TORONTO — In what analysts believe may be a prelude to taking the Loblaw Cos. private, George Weston Ltd. here last week said it has agreed to sell its U.S. bakery divisions to Grupo Bimbo for $2.5 billion (U.S.).
Weston earlier this month completed the sale of its Canadian dairy business to Saputo, raising nearly $400 million. Analysts speculated the newly assembled war chest could go toward buying the 38% of Loblaw that Weston does not already own, and/or making acquisitions of supermarkets to strengthen the struggling Canadian grocery giant.
Weston in a statement last week said it would use the cash “wisely and at the appropriate time.”
Perry Caicco, an analyst at CIBC World Markets, Toronto, said in a research report that speculation over taking Loblaw private was “not unfounded,” but said a public buyout could come down to a “game of chicken” between what Loblaw shareholders may demand and what Weston could afford.

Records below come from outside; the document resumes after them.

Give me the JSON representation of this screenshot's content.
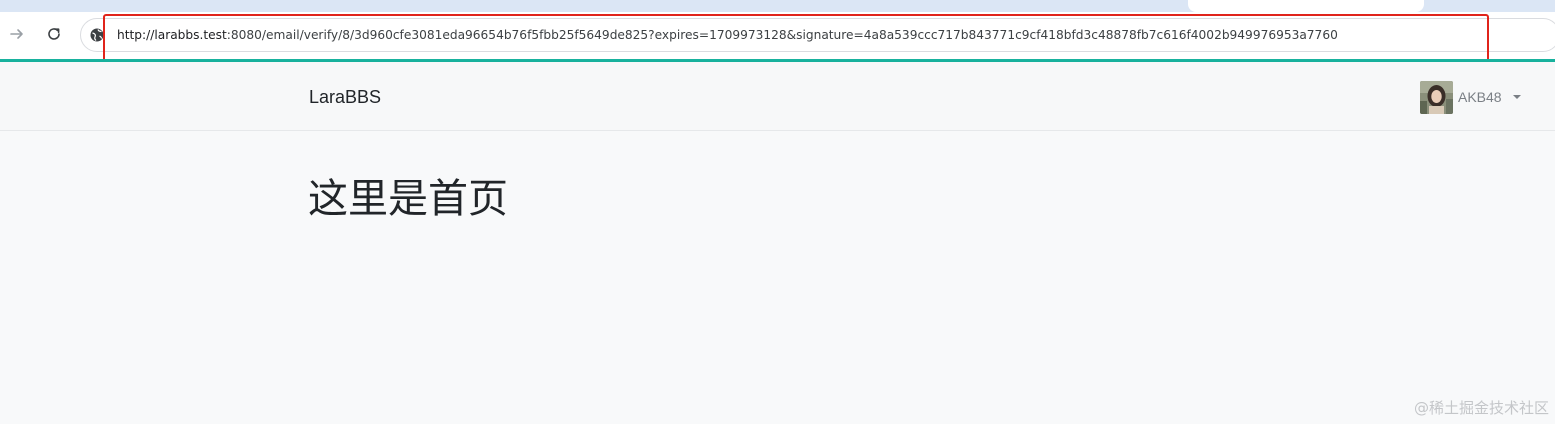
{
  "browser": {
    "url_host": "http://larabbs.test",
    "url_path": ":8080/email/verify/8/3d960cfe3081eda96654b76f5fbb25f5649de825?expires=1709973128&signature=4a8a539ccc717b843771c9cf418bfd3c48878fb7c616f4002b949976953a7760",
    "icons": {
      "forward": "arrow-right-icon",
      "reload": "reload-icon",
      "site_info": "globe-icon"
    },
    "accent_color": "#18b29e",
    "annotation_color": "#e0241b"
  },
  "navbar": {
    "brand": "LaraBBS",
    "user": {
      "name": "AKB48",
      "avatar_icon": "user-avatar-photo"
    }
  },
  "main": {
    "heading": "这里是首页"
  },
  "watermark": "@稀土掘金技术社区"
}
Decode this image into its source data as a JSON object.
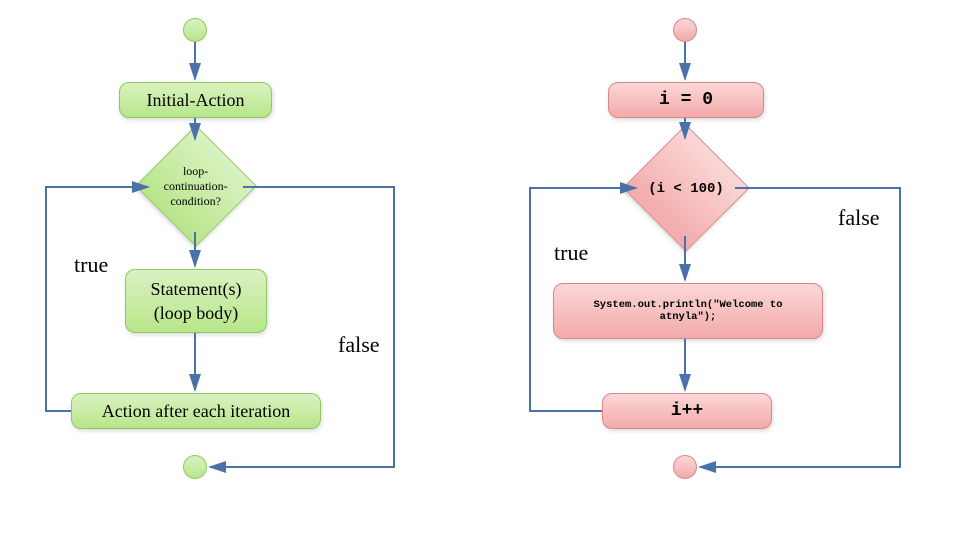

Loblaw's common stock has climbed by more than 12% since Weston acknowledged it was in talks to sell the bakery business earlier this month.
Taking Loblaw private would allow Weston to realize a greater share of the benefits if the lengthy turnaround now under way at Loblaw bears fruit, Caicco said. Empire Cos., the parent company of Loblaw rival Sobeys, pulled off a similar trick — albeit on a smaller scale — in 2007, buying 28% of the company following a costly systems and processes upgrade.
Galen Weston, president and chairman of George Weston Ltd. and also executive chairman of Loblaw, reportedly brought up the potential of using the cash to buy competitors, particularly if and when worsening economic conditions catch up to them. “In such circumstances, cash would be more than king,” Weston was quoted as saying in a Dow Jones report late last week.
Potential candidates for acquisition in Canada include Safeway Canada, controlled by the Pleasanton, Calif.-based retailer, and Overwaitea Food Group, based in British Columbia, analysts have speculated.
Weston is the largest U.S. baker, with brands including Arnold, Brownberry, Entenmann's, Freihofer's, Stroehmann and Thomas'. The deal to sell those units to Mexico City-based Grupo Bimbo is scheduled to close in the first quarter.